Apple has other valuable strengths, said Henrik Fisker, the veteran BMW and Aston Martin designer who was chairman of Fisker Automotive before its bankruptcy. Among them are a brand that captivates young people more than perhaps any auto brand and a design team led by Jonathan Ive, whom Mr. Fisker described as "probably the best product designer in the world."

"He has a global view," Mr. Fisker said. "What he creates with his team appeals to people globally and is seen as beautiful globally. That, of course, is exactly what you need to do in the auto industry nowadays."

Mr. Fisker said that if Apple built a car, one challenge would be designing an object that is true to Apple's aesthetic but still suitable for real-world use.

Unlike, say, iPods, cars must look attractive in motion or standing still and in all sorts of weather and lighting.

"If you can get people who aren't interested in cars to actually turn around and look at a car, you're really successful," Mr. Fisker said.

That sums up Apple's challenge and opportunity.

To create the seamless iOS experience Mr. Cook called for, it's not enough for Apple to be present in the car.

It must know cars well enough to build one from scratch. That means integrating hardware, software, mechanical components and the user interface into an Apple-conceived whole.

To understand the distinction, turn the clock back to the 2005 debut of the Motorola ROKR E1, the first cellphone with Apple's iTunes music program built into it.

Motorola was the establishment in cellphones and mobile audio. But the phone was a study in compromises, with neither the elegance of Apple's iPod interfaces nor the sleekness of Motorola's popular RAZR phones. Its capacity was a paltry 100 songs. Apple's then-CEO Steve Jobs dubbed it the "iTunes Phone" and damned it with faint praise.

Before long, Apple was in the cellphone business on its own.

iPhone as anchor
The iPhone has been the foundation of Apple's profits and prestige ever since. Perhaps more significant than its robust sales was the platform it created for thousands of other companies to innovate and prosper.

This is the potential payoff of an Apple concept vehicle. For Google, building a prototype car has not only been a way to figure out how all the pieces fit together but also helped Google crystallize its vision of a crash-free transportation system.
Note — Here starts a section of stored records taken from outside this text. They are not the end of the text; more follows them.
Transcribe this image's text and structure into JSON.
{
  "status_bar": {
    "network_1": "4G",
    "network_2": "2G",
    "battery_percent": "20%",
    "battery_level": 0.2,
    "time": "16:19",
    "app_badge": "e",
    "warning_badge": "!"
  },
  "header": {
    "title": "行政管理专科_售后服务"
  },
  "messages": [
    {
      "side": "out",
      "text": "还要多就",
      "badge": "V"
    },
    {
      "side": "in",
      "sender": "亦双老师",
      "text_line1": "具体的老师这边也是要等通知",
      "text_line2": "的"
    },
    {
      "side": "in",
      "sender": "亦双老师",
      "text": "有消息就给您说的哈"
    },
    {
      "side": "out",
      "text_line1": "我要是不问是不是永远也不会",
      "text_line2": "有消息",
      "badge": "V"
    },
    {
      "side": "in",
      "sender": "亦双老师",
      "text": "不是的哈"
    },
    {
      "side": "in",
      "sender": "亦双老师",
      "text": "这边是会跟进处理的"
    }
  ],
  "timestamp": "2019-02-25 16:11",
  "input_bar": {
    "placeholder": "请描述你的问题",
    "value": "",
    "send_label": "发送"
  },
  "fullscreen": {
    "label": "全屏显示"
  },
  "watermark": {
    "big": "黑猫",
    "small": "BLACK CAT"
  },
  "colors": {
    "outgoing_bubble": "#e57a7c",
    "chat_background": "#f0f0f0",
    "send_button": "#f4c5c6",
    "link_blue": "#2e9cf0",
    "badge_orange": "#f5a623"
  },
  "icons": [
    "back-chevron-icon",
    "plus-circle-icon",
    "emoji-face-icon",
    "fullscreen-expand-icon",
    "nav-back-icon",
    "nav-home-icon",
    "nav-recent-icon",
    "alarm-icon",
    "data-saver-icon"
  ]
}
Apple similarly has much to learn about automobiles before it can hope to revolutionize them. But if it succeeds, Apple also has a chance to claim a new frontier and extend its vision for a "seamless kind of life" to every facet of the automobile.

And considering how well Apple has harnessed the supply chain to revolutionize the smartphone, Mr. Lutz said, "they could wind up doing a spectacularly good job."

--Gabe Nelson is a reporter for Automotive News